Louis Theroux has been one of my heroes growing up. I’ve always been a documentary fan, and factual programmes make up a huge chunk of my weekly screen hours, although I’m often down the YouTube rabbit hole at the moment. Understandably, 2020 has been a fairly dry year for hard-hitting documentaries, despite Theroux’s decent job of reflecting on his career and favourite contributors in his Life on the Edge series. Human stories fascinate me and I love the way Theroux’s documentaries dissect what drives peoples towards extreme situations and beliefs, as well as making an attempt to present his contributors with nuance and warmth, even those who believe in or who have done terrible things. The world is never black and white, only thousands of shades of grey, and Theroux’s ability to connect with people on the fringes of society was in some ways pioneering. People reveal more when they feel they are not being judged, which make his documentaries some of the most insightful I have ever seen. A small part of me still wants to get into journalism, and I pray for this every night at my altar to the omniscient Theroux. Maybe the last part was a little hyperbolic.
I am deducting half a star here for the absolutely terrible title. There’s an argument for this being ironic, but honestly, the cringe-worthy pun cheapens the experience somewhat.
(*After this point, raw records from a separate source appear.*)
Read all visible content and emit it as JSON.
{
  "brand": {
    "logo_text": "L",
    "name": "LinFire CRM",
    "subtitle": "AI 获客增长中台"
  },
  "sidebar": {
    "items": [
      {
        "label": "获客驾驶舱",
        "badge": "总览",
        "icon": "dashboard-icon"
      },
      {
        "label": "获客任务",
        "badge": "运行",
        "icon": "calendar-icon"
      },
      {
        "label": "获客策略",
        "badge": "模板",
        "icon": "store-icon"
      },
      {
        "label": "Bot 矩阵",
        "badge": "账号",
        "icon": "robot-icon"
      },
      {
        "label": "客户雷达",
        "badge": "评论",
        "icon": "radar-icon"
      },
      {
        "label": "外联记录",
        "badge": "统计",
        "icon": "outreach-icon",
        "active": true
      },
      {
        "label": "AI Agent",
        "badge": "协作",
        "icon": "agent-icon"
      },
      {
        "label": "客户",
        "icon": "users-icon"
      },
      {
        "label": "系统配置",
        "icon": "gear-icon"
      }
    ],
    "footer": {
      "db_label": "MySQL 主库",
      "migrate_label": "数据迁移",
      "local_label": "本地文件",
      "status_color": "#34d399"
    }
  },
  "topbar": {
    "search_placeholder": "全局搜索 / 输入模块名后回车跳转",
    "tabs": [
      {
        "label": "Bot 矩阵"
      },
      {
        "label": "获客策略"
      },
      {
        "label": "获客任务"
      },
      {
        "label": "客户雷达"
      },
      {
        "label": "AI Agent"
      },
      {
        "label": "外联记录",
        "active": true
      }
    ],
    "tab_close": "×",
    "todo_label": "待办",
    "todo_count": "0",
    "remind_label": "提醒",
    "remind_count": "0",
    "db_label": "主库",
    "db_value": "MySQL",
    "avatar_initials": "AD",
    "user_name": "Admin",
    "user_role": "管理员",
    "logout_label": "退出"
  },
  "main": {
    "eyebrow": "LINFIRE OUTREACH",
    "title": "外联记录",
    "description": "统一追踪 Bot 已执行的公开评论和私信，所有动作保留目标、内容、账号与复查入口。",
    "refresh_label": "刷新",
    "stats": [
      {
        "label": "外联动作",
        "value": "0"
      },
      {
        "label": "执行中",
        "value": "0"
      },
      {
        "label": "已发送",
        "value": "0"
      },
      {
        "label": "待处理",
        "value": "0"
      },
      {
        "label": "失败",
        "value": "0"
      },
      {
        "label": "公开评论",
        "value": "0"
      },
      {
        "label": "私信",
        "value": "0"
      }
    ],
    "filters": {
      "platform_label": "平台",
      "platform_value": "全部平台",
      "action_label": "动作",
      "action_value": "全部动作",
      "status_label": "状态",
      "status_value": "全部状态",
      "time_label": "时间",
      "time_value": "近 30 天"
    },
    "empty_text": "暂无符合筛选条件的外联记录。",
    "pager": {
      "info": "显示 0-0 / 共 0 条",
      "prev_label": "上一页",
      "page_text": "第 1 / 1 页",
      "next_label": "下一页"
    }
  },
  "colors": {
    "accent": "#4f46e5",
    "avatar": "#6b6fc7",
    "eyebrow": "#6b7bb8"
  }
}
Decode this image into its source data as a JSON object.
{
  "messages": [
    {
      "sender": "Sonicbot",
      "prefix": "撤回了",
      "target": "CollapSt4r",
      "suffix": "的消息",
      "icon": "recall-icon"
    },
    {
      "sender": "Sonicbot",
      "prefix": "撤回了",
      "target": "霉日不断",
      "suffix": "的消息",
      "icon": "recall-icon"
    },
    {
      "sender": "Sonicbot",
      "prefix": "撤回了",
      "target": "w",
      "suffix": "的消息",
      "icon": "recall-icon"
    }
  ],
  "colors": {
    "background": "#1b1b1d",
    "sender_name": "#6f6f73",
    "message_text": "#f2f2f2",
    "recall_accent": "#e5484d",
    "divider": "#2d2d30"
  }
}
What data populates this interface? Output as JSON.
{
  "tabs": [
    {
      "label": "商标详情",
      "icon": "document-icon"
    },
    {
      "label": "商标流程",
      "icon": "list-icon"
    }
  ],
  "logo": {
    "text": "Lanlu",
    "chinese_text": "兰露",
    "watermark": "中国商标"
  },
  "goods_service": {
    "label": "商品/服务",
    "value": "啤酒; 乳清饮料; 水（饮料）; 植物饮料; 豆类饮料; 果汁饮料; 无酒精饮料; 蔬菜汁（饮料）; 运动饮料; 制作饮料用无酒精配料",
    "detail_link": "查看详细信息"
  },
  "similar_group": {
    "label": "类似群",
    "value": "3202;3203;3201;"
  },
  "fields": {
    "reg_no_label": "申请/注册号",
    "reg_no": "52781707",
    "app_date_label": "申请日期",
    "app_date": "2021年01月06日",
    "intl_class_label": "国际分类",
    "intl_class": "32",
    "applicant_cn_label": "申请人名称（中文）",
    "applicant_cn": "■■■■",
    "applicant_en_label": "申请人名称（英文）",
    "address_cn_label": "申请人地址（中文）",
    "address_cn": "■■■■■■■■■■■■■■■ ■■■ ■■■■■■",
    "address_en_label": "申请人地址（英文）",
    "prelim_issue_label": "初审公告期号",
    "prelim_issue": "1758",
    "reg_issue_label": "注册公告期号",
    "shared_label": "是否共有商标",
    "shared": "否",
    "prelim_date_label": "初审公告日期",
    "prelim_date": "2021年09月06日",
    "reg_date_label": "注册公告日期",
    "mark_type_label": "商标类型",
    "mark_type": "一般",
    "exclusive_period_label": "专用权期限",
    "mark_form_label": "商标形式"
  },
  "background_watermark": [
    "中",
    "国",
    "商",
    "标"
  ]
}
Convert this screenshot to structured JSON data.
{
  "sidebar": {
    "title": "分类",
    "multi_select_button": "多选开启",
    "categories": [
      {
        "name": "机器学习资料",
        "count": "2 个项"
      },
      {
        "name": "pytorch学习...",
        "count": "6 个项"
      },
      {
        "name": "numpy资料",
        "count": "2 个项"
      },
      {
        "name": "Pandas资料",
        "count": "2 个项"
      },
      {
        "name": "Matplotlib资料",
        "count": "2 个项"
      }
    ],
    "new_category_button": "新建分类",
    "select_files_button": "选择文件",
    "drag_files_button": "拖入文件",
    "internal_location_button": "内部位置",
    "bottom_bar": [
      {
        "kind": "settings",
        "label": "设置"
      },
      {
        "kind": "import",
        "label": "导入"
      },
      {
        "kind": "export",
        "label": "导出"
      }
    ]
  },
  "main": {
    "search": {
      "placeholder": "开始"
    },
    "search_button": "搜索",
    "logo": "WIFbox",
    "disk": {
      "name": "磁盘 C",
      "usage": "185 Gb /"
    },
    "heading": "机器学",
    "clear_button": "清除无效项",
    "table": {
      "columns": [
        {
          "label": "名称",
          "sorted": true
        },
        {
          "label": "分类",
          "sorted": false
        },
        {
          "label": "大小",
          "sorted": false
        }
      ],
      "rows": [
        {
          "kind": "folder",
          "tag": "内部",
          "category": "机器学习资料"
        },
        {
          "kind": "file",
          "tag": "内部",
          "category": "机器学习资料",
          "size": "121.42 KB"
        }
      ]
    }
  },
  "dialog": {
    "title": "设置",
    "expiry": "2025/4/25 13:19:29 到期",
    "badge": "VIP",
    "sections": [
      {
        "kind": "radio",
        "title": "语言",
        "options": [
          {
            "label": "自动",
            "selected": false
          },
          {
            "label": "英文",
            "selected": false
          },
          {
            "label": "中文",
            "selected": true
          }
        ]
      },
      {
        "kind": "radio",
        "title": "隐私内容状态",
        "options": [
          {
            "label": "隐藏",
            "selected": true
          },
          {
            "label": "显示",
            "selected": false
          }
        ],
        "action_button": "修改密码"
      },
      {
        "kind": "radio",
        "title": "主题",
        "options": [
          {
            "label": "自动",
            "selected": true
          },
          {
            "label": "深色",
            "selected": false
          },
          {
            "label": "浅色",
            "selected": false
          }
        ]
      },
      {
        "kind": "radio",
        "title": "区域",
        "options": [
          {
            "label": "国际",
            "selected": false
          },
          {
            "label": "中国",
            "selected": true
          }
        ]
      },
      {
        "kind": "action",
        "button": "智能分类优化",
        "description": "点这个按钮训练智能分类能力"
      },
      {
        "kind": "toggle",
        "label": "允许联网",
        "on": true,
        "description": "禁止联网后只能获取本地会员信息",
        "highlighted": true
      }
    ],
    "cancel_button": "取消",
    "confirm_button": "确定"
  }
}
I am deducting another half a star for Theroux’s overuse of the word ‘pathos’. Admittedly, I did have to look up what it meant, but there’s a whole cacophony of synonyms he easily could have used: poignancy, raw emotion, feeling, sentiment, passion etc. You can tell from the style that Theroux is a better documentarian than he is a born writer, but there’s no excuse for forgetting the thesaurus. Or the 357 instances of ‘pathos’ all making it through the editing cycle.
I give the book plus points for not shying away from his own privilege. Theroux is the son of two first-generation brainboxes: a successful author for a father and a mother who was an arts producer at the BBC. He grew up with various au-pairs and attended a highly elite and ridiculously expensive boy’s school in Westminster, before going to Oxford University to continue to cloister amongst other pale, white, nerdy boys his age. It’s true that it would have been a waste of money had Theroux not turned out to be successful or prominent in some field. It was pretty much the ‘done thing’ for Oxford graduates with the world on a platter. So this isn’t a ‘working-class boy done good’ story. It doesn’t offer a bland I-did-this-so-anyone-can treatise on the lie of meritocracy. It is still a shame that there aren’t more working-class people working in the media or getting screen time, that much is true. I’ve often wondered whether my provincial background and lack of connections will turn into a huge minus point in the incredibly middle-class world of translation and editing. I can throw the thought of a PhD out the window now, because I wouldn’t be getting paid for it.
So, Theroux may not be entirely trendy to idolise, knowing he comes dripping with privilege, but you can’t blame him for being born posh either. At least he didn’t try to hide it, because I had some reservations going into the book. I’ve met enough of the faux poor at university to get righteously irritated at their play-acting. Parading around campus in threadbare tracksuits and then going home to the country pile at the weekend sound familiar?
Anyway, I also really enjoyed the book for its focus on his professional, rather than private life. There are some details about his childhood, marriages and children, but it’s definitely a backdrop to his career. I am so glad about this, because too many public figures fall into the trap of thinking that we care about their childhoods so much they can fill half their autobiographies with it. We just don’t (with the notable exception of Roald Dahl’s effervescent, charming and brilliant entire book on his childhood named Boy: I still remember the mouse-under-the-floorboards chapter to this day). I loved the behind-the-scenes feel to the book, describing the context of all his best-known shoots, as well as his thoughts and feelings behind each project and interview. The book focuses a lot on his relationship with Jimmy Saville before the wave of revelations in 2013. Theroux processes his confusion and guilt in a candid and relatable way as he is driven to reevaluate every conversation and every piece of footage: could he really not have known? What could he have done differently?
I would recommend this book for a read which is often laid-back, sometimes serious but maintaining its heartfelt candidness throughout. Occasionally, he does sink into the role of armchair philosopher, but what do you expect from a chronicler of the human condition?